North Korea conducted a third underground nuclear test yesterday, further compounding the already tense situation on the Korean Peninsula and across North East Asia.
The official KCNA news agency announced that scientists had conducted a successful test of “a miniaturised and lighter nuclear device with greater explosive force.” Estimates, based on seismic data, put the size of the blast at between 7 and 10 kilotons. This is larger than two previous tests in 2006 and 2009, and about half the yield of the US bombs dropped on Hiroshima and Nagasaki.
Both the US and Japan have dispatched spy planes to take air samples near the test site to determine whether the explosion involved plutonium or highly enriched uranium. Detonation of a uranium-based bomb would indicate that North Korea could build a larger arsenal than its limited supplies of plutonium would allow.
North Korea’s claims that nuclear weapons will enhance the country’s military defence are absurd. Far from providing protection, their development gives the US and its allies, South Korea and Japan, another pretext for continuing a military build-up in the region, directed in particular against China. Any attempt to use such bombs would result in a devastating response by the US and its allies.
As with its rocket launch two months ago, the Stalinist regime in Pyongyang is using the nuclear test as a bargaining chip to press for an accommodation with US imperialism, in order to end the country’s economic and diplomatic isolation. The KCNA statement declared that the nuclear test was in response to “outrageous” US hostility to the recent rocket launch and warned that continuing antagonism would result in “stronger, second and third responses in consecutive steps.”
The Obama administration has made clear that any rapprochement with North Korea will be on US terms, including North Korea’s complete de-nuclearisation.
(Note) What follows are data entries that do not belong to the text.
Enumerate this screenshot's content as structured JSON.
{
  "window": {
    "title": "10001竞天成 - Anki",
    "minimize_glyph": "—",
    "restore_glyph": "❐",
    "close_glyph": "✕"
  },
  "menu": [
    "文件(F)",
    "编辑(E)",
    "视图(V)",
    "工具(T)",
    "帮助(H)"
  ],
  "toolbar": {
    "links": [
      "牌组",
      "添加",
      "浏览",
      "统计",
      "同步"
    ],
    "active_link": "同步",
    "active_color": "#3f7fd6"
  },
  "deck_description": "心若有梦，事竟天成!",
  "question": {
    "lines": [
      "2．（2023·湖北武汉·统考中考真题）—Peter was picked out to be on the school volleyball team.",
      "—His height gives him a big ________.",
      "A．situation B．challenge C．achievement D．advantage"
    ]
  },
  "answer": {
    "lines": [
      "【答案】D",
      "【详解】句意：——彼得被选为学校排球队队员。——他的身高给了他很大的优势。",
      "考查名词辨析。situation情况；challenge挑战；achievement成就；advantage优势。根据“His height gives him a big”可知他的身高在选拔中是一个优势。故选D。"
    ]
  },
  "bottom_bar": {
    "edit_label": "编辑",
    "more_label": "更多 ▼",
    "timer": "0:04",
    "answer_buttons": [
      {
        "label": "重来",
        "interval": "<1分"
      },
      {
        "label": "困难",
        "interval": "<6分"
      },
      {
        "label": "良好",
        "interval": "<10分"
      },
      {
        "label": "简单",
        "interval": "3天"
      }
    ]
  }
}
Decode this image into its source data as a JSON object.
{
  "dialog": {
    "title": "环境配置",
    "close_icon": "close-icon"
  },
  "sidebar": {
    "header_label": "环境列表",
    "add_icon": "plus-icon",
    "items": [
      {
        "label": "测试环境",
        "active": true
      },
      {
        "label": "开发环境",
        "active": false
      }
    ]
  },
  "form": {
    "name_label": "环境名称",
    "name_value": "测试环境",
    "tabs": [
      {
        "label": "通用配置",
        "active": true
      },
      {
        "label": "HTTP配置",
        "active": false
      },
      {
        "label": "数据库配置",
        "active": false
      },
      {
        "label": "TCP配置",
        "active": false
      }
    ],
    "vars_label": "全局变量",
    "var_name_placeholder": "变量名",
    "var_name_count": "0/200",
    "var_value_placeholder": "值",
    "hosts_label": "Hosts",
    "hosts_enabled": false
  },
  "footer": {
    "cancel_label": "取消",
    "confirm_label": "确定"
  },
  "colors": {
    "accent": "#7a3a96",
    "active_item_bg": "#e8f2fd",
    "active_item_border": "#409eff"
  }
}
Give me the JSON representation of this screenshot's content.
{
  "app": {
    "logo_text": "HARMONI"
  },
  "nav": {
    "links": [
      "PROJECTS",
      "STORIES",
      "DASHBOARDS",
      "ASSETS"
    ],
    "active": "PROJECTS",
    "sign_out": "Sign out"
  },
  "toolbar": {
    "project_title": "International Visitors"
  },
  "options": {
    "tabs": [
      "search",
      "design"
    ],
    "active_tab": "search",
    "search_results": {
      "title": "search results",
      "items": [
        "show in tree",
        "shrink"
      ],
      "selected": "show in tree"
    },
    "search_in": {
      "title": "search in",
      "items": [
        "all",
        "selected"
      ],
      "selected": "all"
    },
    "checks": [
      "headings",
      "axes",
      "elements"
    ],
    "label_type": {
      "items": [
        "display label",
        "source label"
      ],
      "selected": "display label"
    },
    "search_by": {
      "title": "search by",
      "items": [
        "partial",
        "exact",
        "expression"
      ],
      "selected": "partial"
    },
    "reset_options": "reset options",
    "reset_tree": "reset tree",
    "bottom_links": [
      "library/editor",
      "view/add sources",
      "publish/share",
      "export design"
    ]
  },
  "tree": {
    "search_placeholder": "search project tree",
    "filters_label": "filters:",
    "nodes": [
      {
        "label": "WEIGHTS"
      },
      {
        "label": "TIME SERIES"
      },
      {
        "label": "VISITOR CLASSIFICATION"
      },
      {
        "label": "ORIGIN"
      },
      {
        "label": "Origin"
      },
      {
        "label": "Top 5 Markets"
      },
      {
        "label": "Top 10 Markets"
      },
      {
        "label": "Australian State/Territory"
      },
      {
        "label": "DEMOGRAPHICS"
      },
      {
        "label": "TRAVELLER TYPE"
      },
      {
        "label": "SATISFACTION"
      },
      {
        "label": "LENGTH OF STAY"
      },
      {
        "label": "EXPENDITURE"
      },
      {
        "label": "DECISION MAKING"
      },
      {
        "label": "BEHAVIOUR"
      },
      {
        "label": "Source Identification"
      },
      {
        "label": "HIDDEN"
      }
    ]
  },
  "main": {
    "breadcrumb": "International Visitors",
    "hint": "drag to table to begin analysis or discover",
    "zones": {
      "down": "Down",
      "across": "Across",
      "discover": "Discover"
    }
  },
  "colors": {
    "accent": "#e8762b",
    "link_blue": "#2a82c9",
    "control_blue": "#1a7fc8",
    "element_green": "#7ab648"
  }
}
Since 2009, Obama has maintained the aggressive stance taken by the previous Bush administration, which scuttled the so-called Sunshine Policy of opening up North Korea as a cheap labour platform. As well as tightening sanctions against Pyongyang, the Obama administration has exploited the North Korean nuclear and rocket tests to put pressure on Beijing.
Following yesterday’s test, Obama declared: “The danger posed by North Korea’s threatening activities warrants further swift and credible action by the international community. The United States will also continue to take steps necessary to defend ourselves and our allies.” His claim that Pyongyang constitutes “a threat” to the US is belied by the fact that the American nuclear arsenal, consisting of 1,700 sophisticated weapons and delivery systems, could obliterate North Korea many times over.
The UN Security Council met yesterday and voted, with China’s support, to “strongly condemn” the North Korean nuclear test as a “grave violation” of previous Security Council resolutions. It also warned of a new round of sanctions of North Korea, just three weeks after imposing penalties over the earlier rocket launch.
The nuclear test compounds the dilemmas confronting the Chinese regime over its ally North Korea, by undermining its efforts to restart the six-party talks to defuse tensions on the Korean peninsula. The blast also provides the Obama administration with a convenient justification for strengthening US alliances with Japan and South Korea, as part of its “pivot to Asia.” In this drive, Washington is developing anti-ballistic missile systems that can be used against China, as well as North Korea.
South Korea and Japan both condemned North Korea’s actions. Japanese Prime Minister Shinzo Abe said the nuclear test was “totally unacceptable” and warned of additional Japanese sanctions on North Korea. At the end of January, Japan used North Korea’s rocket launch as the justification for putting two new spy satellites into orbit to augment its existing space intelligence capacity.
Responding yesterday, Chinese Foreign Minister Yang Jiechi said Beijing was “strongly dissatisfied and resolutely opposed” to the nuclear test. He called on Pyongyang to end “acts that could worsen the situation, and return to the right course of dialogue and consultation as soon as possible.”
Sections of the Chinese press have called for tougher action to pull Pyongyang into line. An editorial in the Global Times last week declared: “If North Korea insists on a third nuclear test despite attempts to dissuade it, it must pay a heavy price. The assistance it will be able to receive from China should be reduced.” Under conditions of a US-led economic blockade, North Korea depends heavily on China for imports of oil and food, as well as economic aid.
The editorial answered critics who suggested that penalising North Korea could drive it into the US camp. “Such a trap may be real,” it stated, “but China shouldn’t be taken hostage by North Korea’s extreme actions in order to avoid such a trap.” Newly-installed North Korean leader, Kim Jong Eun, has given hints that he might be open to a deal with the West. Perhaps the most significant was a rather odd visit by an “unofficial” American delegation to Pyongyang last month that included Google chairman Eric Schmidt and former US ambassador to the UN, Bill Richardson.
The Global Times made clear that “we are not advocating giving up the Sino-North Korean friendship.” Beijing is deeply concerned that any implosion of the North Korean regime would send a wave of refugees into China and open up the possibility of a unified pro-US Korea on China’s northern border.
Under conditions of rising tensions throughout the region as a result of Obama’s Asian “pivot,” North Korea is one of the flashpoints that could trigger confrontation and conflict between the US and China.